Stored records
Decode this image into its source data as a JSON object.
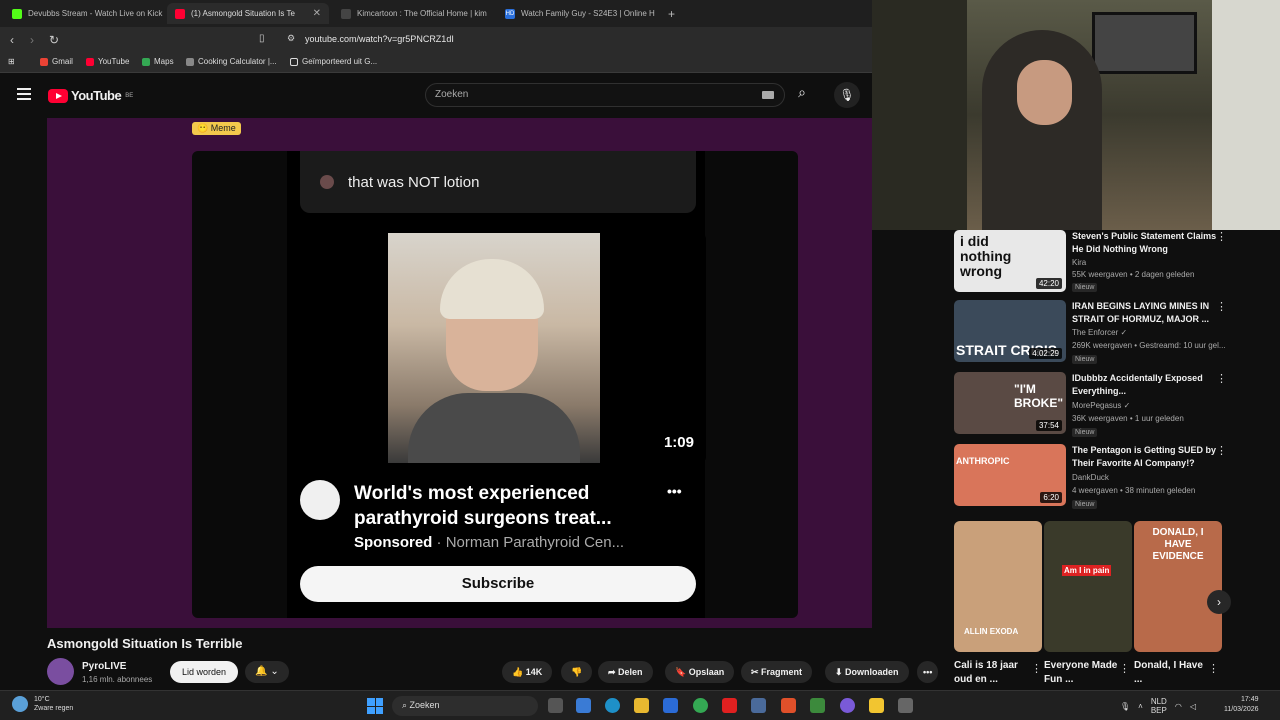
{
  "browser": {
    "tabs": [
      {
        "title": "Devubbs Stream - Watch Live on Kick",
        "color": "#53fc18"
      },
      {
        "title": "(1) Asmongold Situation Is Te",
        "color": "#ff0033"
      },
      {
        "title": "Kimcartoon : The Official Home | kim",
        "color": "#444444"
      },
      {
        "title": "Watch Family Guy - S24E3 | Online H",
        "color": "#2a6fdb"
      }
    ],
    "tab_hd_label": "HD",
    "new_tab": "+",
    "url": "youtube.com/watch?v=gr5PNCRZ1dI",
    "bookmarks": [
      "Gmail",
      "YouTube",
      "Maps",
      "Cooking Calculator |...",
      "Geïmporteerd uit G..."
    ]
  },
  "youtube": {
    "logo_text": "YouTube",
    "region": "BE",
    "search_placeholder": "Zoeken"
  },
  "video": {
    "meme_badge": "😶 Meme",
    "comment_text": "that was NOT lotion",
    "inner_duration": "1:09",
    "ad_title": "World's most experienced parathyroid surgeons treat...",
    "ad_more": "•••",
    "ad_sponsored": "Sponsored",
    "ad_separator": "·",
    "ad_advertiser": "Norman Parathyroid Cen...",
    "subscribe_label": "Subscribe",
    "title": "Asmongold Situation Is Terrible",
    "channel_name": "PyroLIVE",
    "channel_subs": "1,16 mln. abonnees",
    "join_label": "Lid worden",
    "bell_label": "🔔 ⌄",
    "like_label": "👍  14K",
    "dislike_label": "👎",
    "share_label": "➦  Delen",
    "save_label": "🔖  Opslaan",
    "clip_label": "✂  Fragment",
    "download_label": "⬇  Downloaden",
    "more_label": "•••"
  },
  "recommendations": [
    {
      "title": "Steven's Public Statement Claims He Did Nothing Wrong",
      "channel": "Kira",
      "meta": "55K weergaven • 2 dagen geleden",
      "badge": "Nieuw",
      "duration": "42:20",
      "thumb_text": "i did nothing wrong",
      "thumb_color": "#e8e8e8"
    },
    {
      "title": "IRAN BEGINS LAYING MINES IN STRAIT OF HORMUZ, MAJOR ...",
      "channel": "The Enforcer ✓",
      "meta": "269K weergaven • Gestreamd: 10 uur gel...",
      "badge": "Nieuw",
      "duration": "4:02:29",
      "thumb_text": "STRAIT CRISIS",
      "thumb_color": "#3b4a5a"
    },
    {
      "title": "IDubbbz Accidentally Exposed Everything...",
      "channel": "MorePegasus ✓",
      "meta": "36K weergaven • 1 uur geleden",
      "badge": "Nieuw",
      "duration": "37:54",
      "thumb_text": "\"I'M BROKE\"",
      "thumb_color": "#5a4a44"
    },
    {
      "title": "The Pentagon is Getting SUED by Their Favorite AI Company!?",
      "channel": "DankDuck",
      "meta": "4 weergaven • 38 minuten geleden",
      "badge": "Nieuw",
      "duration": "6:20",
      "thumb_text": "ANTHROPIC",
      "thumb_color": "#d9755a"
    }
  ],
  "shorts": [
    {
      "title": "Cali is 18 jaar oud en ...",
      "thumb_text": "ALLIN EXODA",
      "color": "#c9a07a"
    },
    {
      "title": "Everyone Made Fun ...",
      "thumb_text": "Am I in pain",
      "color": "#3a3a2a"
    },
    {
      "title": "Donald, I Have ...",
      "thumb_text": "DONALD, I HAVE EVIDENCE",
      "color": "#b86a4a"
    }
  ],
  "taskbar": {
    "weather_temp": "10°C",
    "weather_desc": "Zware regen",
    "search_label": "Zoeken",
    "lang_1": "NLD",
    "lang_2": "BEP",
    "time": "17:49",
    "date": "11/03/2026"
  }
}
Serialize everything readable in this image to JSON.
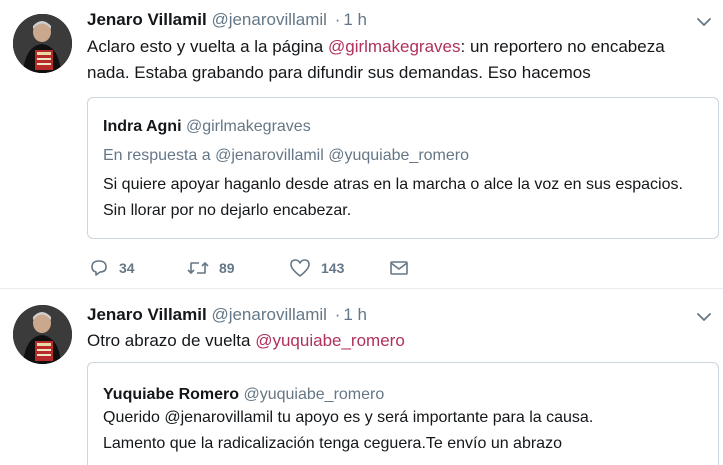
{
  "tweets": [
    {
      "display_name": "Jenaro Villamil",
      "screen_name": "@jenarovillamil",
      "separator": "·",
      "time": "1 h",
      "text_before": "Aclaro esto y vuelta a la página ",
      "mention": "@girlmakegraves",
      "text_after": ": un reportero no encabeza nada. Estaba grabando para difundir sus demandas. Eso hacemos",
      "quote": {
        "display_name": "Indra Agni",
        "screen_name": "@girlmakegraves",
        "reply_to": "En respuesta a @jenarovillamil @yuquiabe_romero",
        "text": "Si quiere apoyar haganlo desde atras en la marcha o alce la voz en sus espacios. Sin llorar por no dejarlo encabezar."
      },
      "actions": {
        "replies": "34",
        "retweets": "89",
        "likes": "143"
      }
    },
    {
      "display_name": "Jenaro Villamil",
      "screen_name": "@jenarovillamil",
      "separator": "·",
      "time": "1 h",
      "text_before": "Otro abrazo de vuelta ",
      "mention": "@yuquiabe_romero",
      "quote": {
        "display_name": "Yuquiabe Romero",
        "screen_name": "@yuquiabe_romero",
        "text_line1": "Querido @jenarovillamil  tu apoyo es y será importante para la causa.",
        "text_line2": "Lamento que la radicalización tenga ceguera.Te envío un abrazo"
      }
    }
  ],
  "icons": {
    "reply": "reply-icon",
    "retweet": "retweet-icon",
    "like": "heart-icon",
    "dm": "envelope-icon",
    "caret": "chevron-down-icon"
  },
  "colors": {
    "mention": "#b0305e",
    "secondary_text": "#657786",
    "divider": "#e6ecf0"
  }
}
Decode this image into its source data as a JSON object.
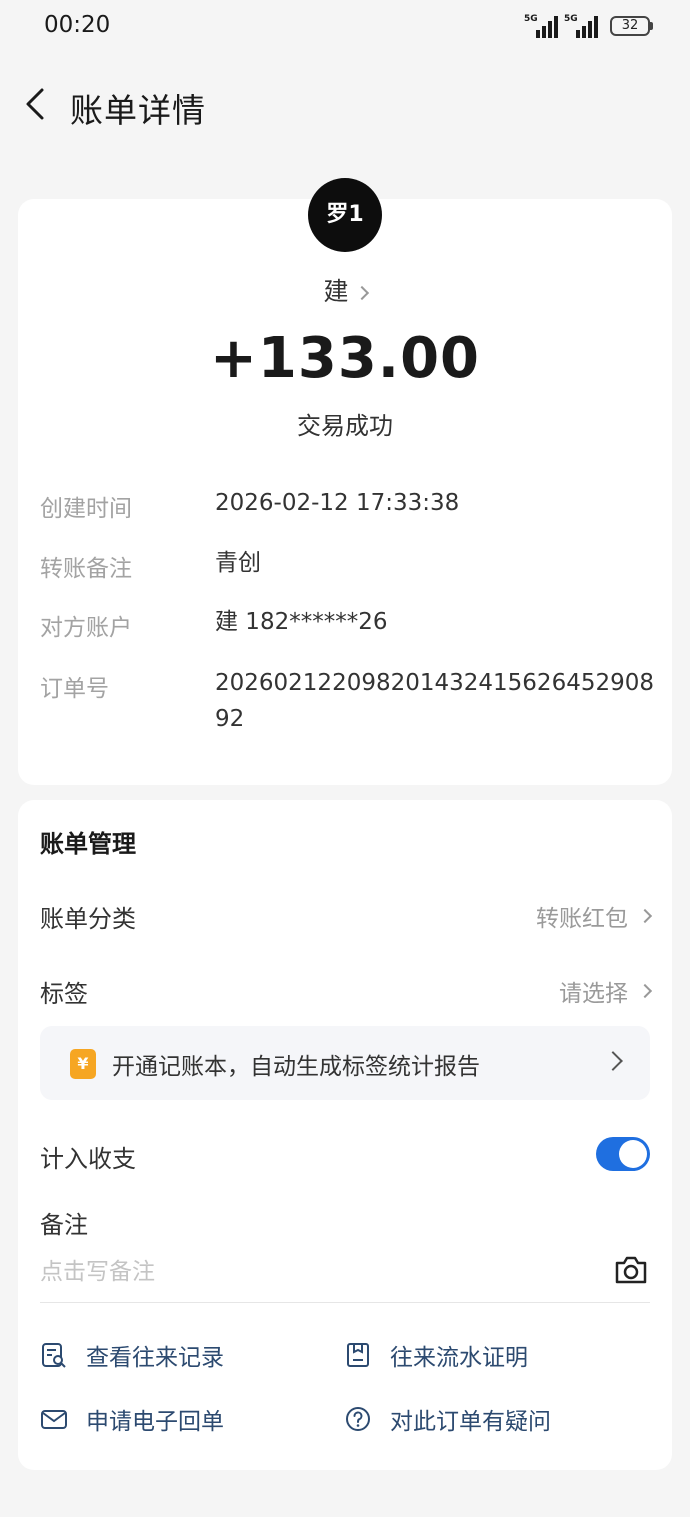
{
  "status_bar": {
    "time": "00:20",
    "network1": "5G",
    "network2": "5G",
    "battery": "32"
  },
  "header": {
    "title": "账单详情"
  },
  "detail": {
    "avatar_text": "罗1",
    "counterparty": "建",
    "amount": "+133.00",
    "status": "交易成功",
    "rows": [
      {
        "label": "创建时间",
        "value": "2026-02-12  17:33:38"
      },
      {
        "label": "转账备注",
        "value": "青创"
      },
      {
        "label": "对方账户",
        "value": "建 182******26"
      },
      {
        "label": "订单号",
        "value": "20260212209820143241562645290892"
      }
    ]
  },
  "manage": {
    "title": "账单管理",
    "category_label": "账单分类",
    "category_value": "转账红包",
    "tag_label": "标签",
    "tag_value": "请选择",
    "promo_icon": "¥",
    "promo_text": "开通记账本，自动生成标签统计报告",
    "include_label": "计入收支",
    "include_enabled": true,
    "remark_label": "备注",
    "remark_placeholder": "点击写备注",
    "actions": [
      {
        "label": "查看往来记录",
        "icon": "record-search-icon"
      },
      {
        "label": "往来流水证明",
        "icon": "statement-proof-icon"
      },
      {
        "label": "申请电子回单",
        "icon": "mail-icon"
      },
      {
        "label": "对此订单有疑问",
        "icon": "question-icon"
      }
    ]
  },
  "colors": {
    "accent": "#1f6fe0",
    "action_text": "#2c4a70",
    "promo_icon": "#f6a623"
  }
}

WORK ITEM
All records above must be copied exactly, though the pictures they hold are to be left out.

RESPONSE TO THE EXERCISE
Decode this image into its source data as a JSON object.
{
  "browser": {
    "tabs": [
      {
        "title": "Devubbs Stream - Watch Live on Kick",
        "color": "#53fc18"
      },
      {
        "title": "(1) Asmongold Situation Is Te",
        "color": "#ff0033"
      },
      {
        "title": "Kimcartoon : The Official Home | kim",
        "color": "#444444"
      },
      {
        "title": "Watch Family Guy - S24E3 | Online H",
        "color": "#2a6fdb"
      }
    ],
    "tab_hd_label": "HD",
    "new_tab": "+",
    "url": "youtube.com/watch?v=gr5PNCRZ1dI",
    "bookmarks": [
      "Gmail",
      "YouTube",
      "Maps",
      "Cooking Calculator |...",
      "Geïmporteerd uit G..."
    ]
  },
  "youtube": {
    "logo_text": "YouTube",
    "region": "BE",
    "search_placeholder": "Zoeken"
  },
  "video": {
    "meme_badge": "😶 Meme",
    "comment_text": "that was NOT lotion",
    "inner_duration": "1:09",
    "ad_title": "World's most experienced parathyroid surgeons treat...",
    "ad_more": "•••",
    "ad_sponsored": "Sponsored",
    "ad_separator": "·",
    "ad_advertiser": "Norman Parathyroid Cen...",
    "subscribe_label": "Subscribe",
    "title": "Asmongold Situation Is Terrible",
    "channel_name": "PyroLIVE",
    "channel_subs": "1,16 mln. abonnees",
    "join_label": "Lid worden",
    "bell_label": "🔔 ⌄",
    "like_label": "👍  14K",
    "dislike_label": "👎",
    "share_label": "➦  Delen",
    "save_label": "🔖  Opslaan",
    "clip_label": "✂  Fragment",
    "download_label": "⬇  Downloaden",
    "more_label": "•••"
  },
  "recommendations": [
    {
      "title": "Steven's Public Statement Claims He Did Nothing Wrong",
      "channel": "Kira",
      "meta": "55K weergaven • 2 dagen geleden",
      "badge": "Nieuw",
      "duration": "42:20",
      "thumb_text": "i did nothing wrong",
      "thumb_color": "#e8e8e8"
    },
    {
      "title": "IRAN BEGINS LAYING MINES IN STRAIT OF HORMUZ, MAJOR ...",
      "channel": "The Enforcer ✓",
      "meta": "269K weergaven • Gestreamd: 10 uur gel...",
      "badge": "Nieuw",
      "duration": "4:02:29",
      "thumb_text": "STRAIT CRISIS",
      "thumb_color": "#3b4a5a"
    },
    {
      "title": "IDubbbz Accidentally Exposed Everything...",
      "channel": "MorePegasus ✓",
      "meta": "36K weergaven • 1 uur geleden",
      "badge": "Nieuw",
      "duration": "37:54",
      "thumb_text": "\"I'M BROKE\"",
      "thumb_color": "#5a4a44"
    },
    {
      "title": "The Pentagon is Getting SUED by Their Favorite AI Company!?",
      "channel": "DankDuck",
      "meta": "4 weergaven • 38 minuten geleden",
      "badge": "Nieuw",
      "duration": "6:20",
      "thumb_text": "ANTHROPIC",
      "thumb_color": "#d9755a"
    }
  ],
  "shorts": [
    {
      "title": "Cali is 18 jaar oud en ...",
      "thumb_text": "ALLIN EXODA",
      "color": "#c9a07a"
    },
    {
      "title": "Everyone Made Fun ...",
      "thumb_text": "Am I in pain",
      "color": "#3a3a2a"
    },
    {
      "title": "Donald, I Have ...",
      "thumb_text": "DONALD, I HAVE EVIDENCE",
      "color": "#b86a4a"
    }
  ],
  "taskbar": {
    "weather_temp": "10°C",
    "weather_desc": "Zware regen",
    "search_label": "Zoeken",
    "lang_1": "NLD",
    "lang_2": "BEP",
    "time": "17:49",
    "date": "11/03/2026"
  }
}
Serialize everything readable in this image to JSON.
{
  "tweets": [
    {
      "display_name": "Jenaro Villamil",
      "screen_name": "@jenarovillamil",
      "separator": "·",
      "time": "1 h",
      "text_before": "Aclaro esto y vuelta a la página ",
      "mention": "@girlmakegraves",
      "text_after": ": un reportero no encabeza nada. Estaba grabando para difundir sus demandas. Eso hacemos",
      "quote": {
        "display_name": "Indra Agni",
        "screen_name": "@girlmakegraves",
        "reply_to": "En respuesta a @jenarovillamil @yuquiabe_romero",
        "text": "Si quiere apoyar haganlo desde atras en la marcha o alce la voz en sus espacios. Sin llorar por no dejarlo encabezar."
      },
      "actions": {
        "replies": "34",
        "retweets": "89",
        "likes": "143"
      }
    },
    {
      "display_name": "Jenaro Villamil",
      "screen_name": "@jenarovillamil",
      "separator": "·",
      "time": "1 h",
      "text_before": "Otro abrazo de vuelta ",
      "mention": "@yuquiabe_romero",
      "quote": {
        "display_name": "Yuquiabe Romero",
        "screen_name": "@yuquiabe_romero",
        "text_line1": "Querido @jenarovillamil  tu apoyo es y será importante para la causa.",
        "text_line2": "Lamento que la radicalización tenga ceguera.Te envío un abrazo"
      }
    }
  ],
  "icons": {
    "reply": "reply-icon",
    "retweet": "retweet-icon",
    "like": "heart-icon",
    "dm": "envelope-icon",
    "caret": "chevron-down-icon"
  },
  "colors": {
    "mention": "#b0305e",
    "secondary_text": "#657786",
    "divider": "#e6ecf0"
  }
}
Decode this image into its source data as a JSON object.
{
  "status_bar": {
    "time": "00:20",
    "network1": "5G",
    "network2": "5G",
    "battery": "32"
  },
  "header": {
    "title": "账单详情"
  },
  "detail": {
    "avatar_text": "罗1",
    "counterparty": "建",
    "amount": "+133.00",
    "status": "交易成功",
    "rows": [
      {
        "label": "创建时间",
        "value": "2026-02-12  17:33:38"
      },
      {
        "label": "转账备注",
        "value": "青创"
      },
      {
        "label": "对方账户",
        "value": "建 182******26"
      },
      {
        "label": "订单号",
        "value": "20260212209820143241562645290892"
      }
    ]
  },
  "manage": {
    "title": "账单管理",
    "category_label": "账单分类",
    "category_value": "转账红包",
    "tag_label": "标签",
    "tag_value": "请选择",
    "promo_icon": "¥",
    "promo_text": "开通记账本，自动生成标签统计报告",
    "include_label": "计入收支",
    "include_enabled": true,
    "remark_label": "备注",
    "remark_placeholder": "点击写备注",
    "actions": [
      {
        "label": "查看往来记录",
        "icon": "record-search-icon"
      },
      {
        "label": "往来流水证明",
        "icon": "statement-proof-icon"
      },
      {
        "label": "申请电子回单",
        "icon": "mail-icon"
      },
      {
        "label": "对此订单有疑问",
        "icon": "question-icon"
      }
    ]
  },
  "colors": {
    "accent": "#1f6fe0",
    "action_text": "#2c4a70",
    "promo_icon": "#f6a623"
  }
}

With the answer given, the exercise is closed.